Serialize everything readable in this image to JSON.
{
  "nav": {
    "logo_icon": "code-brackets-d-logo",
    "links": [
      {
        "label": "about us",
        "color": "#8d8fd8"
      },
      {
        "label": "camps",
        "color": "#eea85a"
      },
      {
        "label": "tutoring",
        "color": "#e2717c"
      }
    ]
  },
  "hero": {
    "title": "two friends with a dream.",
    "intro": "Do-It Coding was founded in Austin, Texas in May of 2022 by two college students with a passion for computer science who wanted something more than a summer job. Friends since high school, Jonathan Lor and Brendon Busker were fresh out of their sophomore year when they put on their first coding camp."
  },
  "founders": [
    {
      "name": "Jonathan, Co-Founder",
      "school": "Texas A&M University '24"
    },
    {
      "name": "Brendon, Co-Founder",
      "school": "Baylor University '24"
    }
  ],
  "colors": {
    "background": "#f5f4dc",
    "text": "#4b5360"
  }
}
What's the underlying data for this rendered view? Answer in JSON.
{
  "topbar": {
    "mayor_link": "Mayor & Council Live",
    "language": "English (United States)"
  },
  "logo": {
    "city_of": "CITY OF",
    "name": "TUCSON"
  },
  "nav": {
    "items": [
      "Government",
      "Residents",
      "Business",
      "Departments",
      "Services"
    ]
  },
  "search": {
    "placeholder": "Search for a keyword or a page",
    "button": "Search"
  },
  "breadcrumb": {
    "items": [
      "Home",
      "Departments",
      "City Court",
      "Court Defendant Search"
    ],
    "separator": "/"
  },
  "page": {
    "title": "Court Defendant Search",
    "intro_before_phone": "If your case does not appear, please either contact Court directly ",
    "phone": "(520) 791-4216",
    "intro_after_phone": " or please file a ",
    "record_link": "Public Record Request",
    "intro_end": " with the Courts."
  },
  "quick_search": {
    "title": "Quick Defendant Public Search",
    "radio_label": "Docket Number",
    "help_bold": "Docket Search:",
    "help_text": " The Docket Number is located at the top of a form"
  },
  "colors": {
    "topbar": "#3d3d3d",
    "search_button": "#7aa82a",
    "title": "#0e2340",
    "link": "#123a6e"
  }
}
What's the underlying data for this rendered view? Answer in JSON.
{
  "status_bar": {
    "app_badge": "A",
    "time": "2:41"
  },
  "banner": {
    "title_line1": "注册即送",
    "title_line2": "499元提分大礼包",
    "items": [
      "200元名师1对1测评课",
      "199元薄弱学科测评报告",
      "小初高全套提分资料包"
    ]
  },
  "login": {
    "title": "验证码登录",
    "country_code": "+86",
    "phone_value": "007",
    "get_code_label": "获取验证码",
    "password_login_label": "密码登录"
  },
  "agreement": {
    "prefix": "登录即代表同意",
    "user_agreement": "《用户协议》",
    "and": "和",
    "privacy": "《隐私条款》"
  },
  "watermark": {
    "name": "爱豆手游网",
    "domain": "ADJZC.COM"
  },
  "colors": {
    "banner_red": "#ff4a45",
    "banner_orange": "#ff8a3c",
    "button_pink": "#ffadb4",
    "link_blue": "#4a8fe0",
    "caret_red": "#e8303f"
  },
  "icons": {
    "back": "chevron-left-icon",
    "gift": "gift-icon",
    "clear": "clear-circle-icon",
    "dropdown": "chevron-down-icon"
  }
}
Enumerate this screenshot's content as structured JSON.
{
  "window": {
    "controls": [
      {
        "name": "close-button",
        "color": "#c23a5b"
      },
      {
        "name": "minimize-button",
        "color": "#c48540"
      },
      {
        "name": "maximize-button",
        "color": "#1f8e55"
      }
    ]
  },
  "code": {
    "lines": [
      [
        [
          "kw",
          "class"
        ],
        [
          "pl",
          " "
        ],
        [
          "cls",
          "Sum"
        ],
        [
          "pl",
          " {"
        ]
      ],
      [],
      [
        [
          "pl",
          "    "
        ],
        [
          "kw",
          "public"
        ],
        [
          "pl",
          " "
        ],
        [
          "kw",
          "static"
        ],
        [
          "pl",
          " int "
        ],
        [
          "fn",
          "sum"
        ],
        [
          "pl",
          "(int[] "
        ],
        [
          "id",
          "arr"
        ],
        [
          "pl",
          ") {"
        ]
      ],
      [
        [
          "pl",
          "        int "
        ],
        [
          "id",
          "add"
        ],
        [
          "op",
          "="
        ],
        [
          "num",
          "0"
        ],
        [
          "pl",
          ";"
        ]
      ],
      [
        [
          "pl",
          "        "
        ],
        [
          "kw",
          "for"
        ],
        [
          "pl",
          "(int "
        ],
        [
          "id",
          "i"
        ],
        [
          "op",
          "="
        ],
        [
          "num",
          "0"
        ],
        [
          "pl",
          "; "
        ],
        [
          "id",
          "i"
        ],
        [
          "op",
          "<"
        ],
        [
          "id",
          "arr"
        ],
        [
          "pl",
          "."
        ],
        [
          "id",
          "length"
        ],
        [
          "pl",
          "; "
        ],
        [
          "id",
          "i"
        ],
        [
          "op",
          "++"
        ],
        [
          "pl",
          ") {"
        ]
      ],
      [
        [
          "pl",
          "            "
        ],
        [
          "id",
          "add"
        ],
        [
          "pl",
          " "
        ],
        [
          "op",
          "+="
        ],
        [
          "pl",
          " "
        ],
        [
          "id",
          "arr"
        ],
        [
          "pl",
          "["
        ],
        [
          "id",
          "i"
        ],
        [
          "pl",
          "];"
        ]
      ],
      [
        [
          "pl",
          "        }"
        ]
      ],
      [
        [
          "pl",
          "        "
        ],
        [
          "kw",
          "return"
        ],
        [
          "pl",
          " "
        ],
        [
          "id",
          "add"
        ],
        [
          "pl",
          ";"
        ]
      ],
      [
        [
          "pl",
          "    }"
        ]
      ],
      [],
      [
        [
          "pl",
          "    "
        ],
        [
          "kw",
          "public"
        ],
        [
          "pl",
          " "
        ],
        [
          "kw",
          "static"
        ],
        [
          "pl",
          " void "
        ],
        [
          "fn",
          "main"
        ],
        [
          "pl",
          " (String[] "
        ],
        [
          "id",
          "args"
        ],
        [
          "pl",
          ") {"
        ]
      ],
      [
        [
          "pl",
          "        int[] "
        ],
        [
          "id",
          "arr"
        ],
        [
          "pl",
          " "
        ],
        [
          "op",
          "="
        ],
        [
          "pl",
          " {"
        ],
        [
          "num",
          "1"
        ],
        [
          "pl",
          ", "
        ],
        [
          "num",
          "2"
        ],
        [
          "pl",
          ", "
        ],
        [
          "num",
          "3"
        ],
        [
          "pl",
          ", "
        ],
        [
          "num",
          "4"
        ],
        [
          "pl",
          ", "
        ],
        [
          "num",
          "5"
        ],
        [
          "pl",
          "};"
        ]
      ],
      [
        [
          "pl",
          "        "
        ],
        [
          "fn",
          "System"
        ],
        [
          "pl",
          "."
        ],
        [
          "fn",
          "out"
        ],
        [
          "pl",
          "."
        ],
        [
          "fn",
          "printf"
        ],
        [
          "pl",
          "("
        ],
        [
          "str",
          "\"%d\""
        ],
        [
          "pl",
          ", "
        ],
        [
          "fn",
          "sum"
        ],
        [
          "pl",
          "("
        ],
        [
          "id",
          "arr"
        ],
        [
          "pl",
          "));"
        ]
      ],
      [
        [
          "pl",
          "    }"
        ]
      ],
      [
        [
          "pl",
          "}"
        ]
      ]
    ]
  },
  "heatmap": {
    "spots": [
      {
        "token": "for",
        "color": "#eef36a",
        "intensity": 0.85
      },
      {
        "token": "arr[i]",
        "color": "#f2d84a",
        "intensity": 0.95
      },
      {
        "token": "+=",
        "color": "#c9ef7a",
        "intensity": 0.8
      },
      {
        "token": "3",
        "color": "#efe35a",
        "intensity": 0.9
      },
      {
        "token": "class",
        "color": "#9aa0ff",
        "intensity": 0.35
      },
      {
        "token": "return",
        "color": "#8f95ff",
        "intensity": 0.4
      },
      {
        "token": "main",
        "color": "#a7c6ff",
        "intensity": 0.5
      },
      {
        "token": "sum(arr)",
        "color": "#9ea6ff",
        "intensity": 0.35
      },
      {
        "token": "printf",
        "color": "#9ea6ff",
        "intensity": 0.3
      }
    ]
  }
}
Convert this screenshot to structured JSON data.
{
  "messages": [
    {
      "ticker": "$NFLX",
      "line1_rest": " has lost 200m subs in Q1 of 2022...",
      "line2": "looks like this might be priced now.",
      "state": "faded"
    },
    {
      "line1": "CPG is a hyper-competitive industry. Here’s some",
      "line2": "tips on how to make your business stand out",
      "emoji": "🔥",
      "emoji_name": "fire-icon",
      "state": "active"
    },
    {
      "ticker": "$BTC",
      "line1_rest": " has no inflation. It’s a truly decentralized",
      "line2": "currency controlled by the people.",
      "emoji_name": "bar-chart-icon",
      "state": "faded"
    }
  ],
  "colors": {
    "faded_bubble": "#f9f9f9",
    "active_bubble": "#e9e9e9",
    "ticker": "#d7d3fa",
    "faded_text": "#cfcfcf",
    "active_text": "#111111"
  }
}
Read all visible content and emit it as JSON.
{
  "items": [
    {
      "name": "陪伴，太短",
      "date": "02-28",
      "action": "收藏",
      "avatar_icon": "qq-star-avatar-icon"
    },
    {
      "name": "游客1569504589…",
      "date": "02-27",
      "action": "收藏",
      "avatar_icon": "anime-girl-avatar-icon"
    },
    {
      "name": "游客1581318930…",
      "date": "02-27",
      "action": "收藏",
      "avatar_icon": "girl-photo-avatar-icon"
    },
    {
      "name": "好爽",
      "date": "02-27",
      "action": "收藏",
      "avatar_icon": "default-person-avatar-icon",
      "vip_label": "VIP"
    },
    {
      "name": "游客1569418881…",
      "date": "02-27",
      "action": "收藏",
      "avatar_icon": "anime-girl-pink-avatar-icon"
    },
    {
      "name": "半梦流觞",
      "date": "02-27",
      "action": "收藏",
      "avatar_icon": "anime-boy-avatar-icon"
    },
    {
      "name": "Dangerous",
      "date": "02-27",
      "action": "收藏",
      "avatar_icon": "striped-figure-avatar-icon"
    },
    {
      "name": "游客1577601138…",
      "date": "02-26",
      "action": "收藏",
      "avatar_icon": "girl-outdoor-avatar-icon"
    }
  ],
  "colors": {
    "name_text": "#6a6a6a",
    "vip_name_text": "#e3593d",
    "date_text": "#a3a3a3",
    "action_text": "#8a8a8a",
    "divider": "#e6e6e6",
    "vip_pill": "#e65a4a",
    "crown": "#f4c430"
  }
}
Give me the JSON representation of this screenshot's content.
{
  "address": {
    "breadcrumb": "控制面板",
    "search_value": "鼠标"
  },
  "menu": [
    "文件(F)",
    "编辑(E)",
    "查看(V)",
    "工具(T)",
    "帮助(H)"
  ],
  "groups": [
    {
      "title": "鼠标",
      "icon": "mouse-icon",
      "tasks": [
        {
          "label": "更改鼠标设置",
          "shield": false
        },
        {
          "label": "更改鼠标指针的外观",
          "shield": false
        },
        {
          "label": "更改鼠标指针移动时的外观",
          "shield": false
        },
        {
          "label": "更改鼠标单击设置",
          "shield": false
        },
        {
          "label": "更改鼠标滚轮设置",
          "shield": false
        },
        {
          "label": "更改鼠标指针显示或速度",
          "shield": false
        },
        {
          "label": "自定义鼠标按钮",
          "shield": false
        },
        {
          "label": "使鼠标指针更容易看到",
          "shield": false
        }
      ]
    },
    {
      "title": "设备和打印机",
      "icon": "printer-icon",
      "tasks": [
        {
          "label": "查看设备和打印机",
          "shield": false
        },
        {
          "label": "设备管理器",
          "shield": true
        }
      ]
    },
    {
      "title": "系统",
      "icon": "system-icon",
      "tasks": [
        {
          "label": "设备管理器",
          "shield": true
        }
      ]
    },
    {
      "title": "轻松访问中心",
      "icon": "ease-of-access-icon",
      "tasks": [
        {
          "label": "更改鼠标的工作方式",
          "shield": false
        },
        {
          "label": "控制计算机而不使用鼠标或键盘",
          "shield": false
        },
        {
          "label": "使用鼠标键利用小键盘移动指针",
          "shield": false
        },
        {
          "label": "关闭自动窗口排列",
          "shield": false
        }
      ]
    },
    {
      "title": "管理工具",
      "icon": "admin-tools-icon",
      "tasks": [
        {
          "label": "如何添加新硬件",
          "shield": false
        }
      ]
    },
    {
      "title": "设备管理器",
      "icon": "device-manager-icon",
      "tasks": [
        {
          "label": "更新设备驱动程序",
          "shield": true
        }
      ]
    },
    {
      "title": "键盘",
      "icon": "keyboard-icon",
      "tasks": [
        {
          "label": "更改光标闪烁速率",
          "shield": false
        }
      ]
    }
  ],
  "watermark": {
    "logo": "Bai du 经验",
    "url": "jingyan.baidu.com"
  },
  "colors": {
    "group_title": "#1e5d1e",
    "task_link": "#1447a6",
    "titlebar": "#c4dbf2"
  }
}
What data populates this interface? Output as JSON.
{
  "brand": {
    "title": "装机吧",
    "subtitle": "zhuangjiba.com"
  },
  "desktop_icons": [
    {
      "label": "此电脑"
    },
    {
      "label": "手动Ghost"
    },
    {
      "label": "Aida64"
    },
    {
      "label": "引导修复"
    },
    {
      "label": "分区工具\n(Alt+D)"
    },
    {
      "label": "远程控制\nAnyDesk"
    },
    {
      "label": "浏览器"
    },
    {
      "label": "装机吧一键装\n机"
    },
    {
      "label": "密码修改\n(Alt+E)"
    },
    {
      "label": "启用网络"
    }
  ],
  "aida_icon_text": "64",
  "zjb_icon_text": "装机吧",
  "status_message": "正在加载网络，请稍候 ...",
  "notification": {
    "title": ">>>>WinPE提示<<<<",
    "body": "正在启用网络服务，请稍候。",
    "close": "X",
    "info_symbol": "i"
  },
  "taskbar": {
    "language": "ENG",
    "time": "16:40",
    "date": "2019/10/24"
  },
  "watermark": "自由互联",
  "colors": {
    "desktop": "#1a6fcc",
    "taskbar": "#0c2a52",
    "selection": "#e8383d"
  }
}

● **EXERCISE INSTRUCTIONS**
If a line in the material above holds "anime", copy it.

● **EXPECTED OUTPUT**
      "avatar_icon": "anime-girl-avatar-icon"
      "avatar_icon": "anime-girl-pink-avatar-icon"
      "avatar_icon": "anime-boy-avatar-icon"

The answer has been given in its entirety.